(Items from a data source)
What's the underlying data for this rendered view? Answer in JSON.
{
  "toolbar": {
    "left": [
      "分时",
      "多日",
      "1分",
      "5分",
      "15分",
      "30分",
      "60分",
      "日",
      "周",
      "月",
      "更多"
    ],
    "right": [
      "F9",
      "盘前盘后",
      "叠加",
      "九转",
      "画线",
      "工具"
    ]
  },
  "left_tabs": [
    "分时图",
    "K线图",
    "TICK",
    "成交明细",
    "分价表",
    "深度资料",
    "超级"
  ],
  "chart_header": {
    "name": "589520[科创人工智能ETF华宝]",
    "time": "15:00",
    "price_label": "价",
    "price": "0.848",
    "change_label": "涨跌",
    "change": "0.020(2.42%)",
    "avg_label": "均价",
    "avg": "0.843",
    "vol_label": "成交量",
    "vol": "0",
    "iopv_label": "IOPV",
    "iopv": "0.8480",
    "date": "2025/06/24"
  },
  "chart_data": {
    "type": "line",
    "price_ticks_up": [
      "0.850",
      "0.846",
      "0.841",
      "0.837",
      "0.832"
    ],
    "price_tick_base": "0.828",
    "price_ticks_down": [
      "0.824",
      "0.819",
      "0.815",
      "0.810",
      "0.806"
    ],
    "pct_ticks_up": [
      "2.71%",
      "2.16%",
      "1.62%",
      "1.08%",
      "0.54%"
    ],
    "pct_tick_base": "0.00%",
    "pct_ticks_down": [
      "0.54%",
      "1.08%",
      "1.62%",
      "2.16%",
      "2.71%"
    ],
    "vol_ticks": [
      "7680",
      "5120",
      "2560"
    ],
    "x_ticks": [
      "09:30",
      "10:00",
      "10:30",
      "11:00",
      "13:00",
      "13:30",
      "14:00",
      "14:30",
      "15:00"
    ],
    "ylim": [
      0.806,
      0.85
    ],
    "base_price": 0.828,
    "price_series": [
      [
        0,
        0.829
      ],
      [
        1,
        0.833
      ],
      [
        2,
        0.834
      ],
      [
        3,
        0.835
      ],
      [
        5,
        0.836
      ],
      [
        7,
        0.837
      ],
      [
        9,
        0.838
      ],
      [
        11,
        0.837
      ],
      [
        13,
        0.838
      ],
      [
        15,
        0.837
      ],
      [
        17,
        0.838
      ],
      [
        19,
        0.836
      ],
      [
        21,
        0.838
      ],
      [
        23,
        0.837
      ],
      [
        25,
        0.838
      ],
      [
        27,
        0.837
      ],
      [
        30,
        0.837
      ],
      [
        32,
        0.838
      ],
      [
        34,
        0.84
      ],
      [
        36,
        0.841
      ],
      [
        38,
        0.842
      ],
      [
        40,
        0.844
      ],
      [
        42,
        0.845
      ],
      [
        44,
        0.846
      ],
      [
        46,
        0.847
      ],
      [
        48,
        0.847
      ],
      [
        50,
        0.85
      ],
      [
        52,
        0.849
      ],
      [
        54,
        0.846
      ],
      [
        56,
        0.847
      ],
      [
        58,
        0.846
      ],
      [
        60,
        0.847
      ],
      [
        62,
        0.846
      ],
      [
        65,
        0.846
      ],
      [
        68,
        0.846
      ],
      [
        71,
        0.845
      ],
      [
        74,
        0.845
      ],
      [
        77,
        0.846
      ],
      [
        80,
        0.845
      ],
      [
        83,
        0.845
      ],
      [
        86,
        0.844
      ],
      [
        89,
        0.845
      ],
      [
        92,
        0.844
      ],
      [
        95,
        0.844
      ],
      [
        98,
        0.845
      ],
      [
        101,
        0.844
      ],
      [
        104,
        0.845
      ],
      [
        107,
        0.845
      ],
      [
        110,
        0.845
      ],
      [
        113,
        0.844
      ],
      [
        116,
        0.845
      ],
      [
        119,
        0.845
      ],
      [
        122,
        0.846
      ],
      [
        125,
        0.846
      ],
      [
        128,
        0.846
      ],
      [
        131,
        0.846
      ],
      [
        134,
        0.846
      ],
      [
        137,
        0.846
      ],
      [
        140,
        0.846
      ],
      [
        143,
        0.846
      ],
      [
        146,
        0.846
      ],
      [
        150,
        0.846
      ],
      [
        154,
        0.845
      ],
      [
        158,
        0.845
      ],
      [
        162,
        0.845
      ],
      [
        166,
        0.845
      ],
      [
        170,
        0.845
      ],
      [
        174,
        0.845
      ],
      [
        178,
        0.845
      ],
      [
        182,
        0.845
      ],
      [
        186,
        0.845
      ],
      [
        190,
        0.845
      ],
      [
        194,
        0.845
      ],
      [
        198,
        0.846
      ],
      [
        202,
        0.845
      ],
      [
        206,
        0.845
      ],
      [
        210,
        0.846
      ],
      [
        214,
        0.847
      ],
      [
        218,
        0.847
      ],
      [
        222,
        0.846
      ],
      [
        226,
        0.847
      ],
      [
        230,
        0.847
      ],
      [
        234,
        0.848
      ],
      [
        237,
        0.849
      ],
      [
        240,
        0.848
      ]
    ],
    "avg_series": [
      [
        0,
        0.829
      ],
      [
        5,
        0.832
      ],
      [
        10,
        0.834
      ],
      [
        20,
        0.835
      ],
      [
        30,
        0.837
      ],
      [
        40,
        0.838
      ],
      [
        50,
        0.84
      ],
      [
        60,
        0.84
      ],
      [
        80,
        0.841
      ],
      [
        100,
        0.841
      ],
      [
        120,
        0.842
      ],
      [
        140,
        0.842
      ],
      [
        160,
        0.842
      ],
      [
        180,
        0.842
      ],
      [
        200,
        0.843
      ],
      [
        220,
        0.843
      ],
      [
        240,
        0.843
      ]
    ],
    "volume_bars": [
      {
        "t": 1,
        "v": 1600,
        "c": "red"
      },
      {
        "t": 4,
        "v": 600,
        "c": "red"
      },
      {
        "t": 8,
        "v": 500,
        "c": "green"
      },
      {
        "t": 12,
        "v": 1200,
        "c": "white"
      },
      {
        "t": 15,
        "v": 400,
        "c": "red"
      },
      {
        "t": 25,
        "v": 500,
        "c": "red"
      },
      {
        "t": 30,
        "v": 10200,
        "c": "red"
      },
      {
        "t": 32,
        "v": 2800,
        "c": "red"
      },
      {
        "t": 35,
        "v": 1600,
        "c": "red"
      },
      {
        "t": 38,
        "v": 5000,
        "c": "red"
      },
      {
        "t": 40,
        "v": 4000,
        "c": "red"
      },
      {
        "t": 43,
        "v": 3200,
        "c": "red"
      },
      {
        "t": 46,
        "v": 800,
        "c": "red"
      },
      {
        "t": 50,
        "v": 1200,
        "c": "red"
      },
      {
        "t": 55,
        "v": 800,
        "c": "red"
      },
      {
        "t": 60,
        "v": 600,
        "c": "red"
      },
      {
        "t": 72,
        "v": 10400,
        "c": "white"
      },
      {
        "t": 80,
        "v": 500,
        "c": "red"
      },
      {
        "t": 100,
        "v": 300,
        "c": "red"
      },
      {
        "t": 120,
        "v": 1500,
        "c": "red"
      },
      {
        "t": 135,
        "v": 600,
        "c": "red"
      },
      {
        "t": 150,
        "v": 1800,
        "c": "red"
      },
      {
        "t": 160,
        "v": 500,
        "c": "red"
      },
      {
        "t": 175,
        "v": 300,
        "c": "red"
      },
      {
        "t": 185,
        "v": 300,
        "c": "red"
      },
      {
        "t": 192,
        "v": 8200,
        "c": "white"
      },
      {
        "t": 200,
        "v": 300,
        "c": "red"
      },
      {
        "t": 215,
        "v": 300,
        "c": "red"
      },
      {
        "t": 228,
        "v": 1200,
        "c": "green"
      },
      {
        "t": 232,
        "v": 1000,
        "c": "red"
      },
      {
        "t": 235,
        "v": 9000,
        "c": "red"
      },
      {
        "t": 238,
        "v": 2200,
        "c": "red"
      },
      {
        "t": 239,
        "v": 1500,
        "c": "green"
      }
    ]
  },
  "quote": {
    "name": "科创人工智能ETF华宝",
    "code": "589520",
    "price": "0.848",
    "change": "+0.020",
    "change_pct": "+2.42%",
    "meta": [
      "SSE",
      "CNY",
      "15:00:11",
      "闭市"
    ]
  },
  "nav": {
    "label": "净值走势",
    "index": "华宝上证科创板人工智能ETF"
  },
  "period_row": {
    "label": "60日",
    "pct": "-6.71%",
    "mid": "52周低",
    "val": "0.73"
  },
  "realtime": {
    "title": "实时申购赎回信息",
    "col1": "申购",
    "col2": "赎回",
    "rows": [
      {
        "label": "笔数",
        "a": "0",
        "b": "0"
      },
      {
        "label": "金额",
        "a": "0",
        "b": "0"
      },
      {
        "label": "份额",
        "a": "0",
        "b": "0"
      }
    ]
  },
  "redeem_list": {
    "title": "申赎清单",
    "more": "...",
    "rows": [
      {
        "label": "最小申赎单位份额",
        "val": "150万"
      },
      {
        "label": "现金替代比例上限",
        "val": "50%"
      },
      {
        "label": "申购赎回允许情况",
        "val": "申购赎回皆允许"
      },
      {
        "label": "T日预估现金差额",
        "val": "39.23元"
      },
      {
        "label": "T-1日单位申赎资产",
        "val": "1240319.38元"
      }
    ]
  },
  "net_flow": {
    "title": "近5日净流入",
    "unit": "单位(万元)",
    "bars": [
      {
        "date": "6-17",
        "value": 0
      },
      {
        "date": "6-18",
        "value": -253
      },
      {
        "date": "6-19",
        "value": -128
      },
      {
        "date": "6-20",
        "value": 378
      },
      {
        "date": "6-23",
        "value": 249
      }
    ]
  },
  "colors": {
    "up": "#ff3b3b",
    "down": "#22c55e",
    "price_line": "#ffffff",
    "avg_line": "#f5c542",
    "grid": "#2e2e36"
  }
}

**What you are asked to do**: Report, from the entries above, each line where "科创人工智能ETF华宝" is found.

**Task result**:
    "name": "589520[科创人工智能ETF华宝]",
    "name": "科创人工智能ETF华宝",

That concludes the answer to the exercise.